SM: It’s a tough one to answer. I mean the holistic goal is to have creative freedom to create art authentically, without the pressures of capitalism. Wow, that’s the first time I ever said that out loud. That’s pretty good. In the more immediate, I’d love to sell this show to a streamer. I’ll just say I have a TV show loosely based off of this solo show that I’m working on with a friend that I’d like to sell as well. These are two things in the immediate. I hope the run goes well and it’s well reviewed and that it gets an extension. I’d love to just continue to build my audience. I love doing solo shows and I hope to continue doing them. I love acting and I am auditioning a lot. I want to act more. I would love to be in a narrative writing room for a TV show. I’m a next project kind of person. And, of course, shooting for the moon, this is something that I truly dreamed about when I started comedy, it was one of those dream goals that I like wrote down, you know? I wanna be on The Tonight Show and I want a solo show off Broadway. And rarely do those things come true. I mean, careers in the arts are very unexpected and unpredictable. S o I am really trying as much as possible to be present, to acknowledge my own hard work and all the people that helped me get here. I should be grateful for all the people that helped me get here. Be grateful to the universe. There’s a good amount of luck too. I’m so excited to just keep doing this show. I love connecting with other people around this show and I feel really close to Jonathan when I do it. It’s very much alive and has new life so powerfully and I am just so grateful for that.

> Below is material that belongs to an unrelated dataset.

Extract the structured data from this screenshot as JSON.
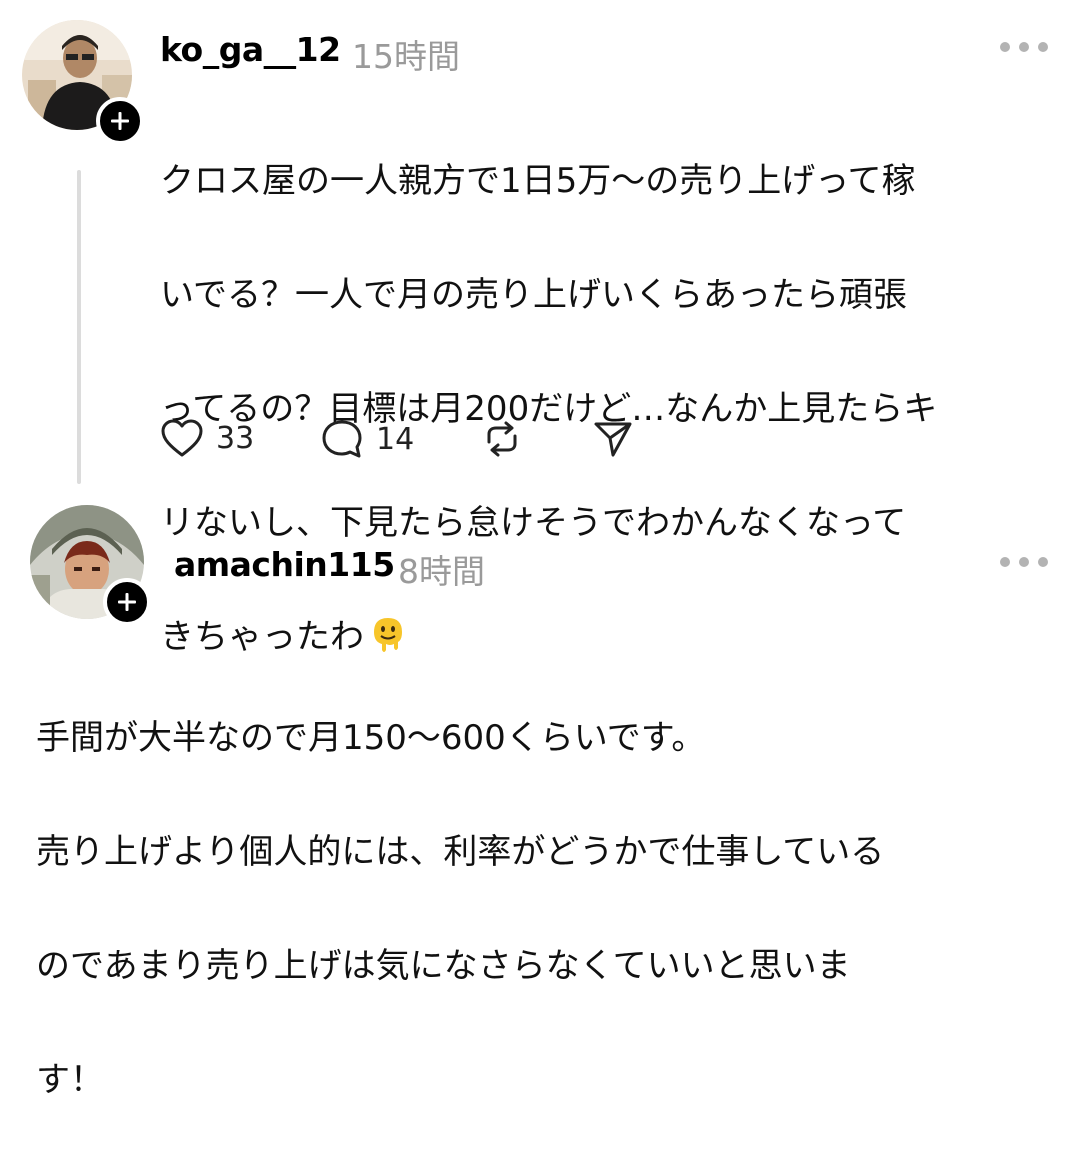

RJ: Thanks Sam for giving us some time to get to know you and good luck with the show. Tickets for Sugar Daddy (starting at $35.00) and more information can be found here. The show plays Wednesdays through Saturdays at 7 pm beginning Wednesday, January 11th through Friday, February 17th (with no show January 14). The running time is 65 minutes, no intermission.
For more about Sam, head to his site here www.samuelmorrison.com
SAM MORRISON is an anxious gay diabetic Jew who finds humor in the sad, awkward, and shameful. Hailing from Sarasota, FL, he now resides in NYC where he is a staple of the Brooklyn comedy scene. He recently made his late-night television debut on “Late Night with Seth Meyers.” He was a 2019 Stand Up NBC Finalist, wrote for the 1st season of Bravo’s “Blind Date,” performed on The Drew Barrymore Show, and was a guest on “Watch What Happens Live” and “Tamron Hall.” His 1st solo show Hello, Daddy! won acclaim at the 2019 Edinburgh Fringe Festival. He is represented by APA in North America and MPW internationally. For college touring, he is represented by Degy Entertainment.
RYAN CUNNINGHAM she/her (Director) is a queer writer/director and Emmy and Peabody award-winning producer. She’s EP/Director on the docuseries Expecting Amy (HBO Max) about Amy Schumer’s pregnancy, and the standup specials Ilana Glazer: The Planet Is Burning (Amazon), and Club Cumming Presents A Queer Comedy Extravaganza! (Showtime), hosted by Alan Cumming. Producing credits include Broad City, Search Party, Inside Amy Schumer and Ziwe. Ryan recently launched the development company Running Woman with the goal of telling stories that haven’t been heard before. She is very passionate about promoting women’s issues, LGBTQ+ stories, and neurodiversity in her work. She has also co-owned the NYC-based post house Running Man for the last decade. She lives in Brooklyn with her 11-year-old daughter who is on the autism spectrum and likes to build large art installations in various places around their apartment. Ryan is a graduate of Rhode Island School of Design and co-chair of the RISD Fund, as well as working as an adjunct professor for the film department.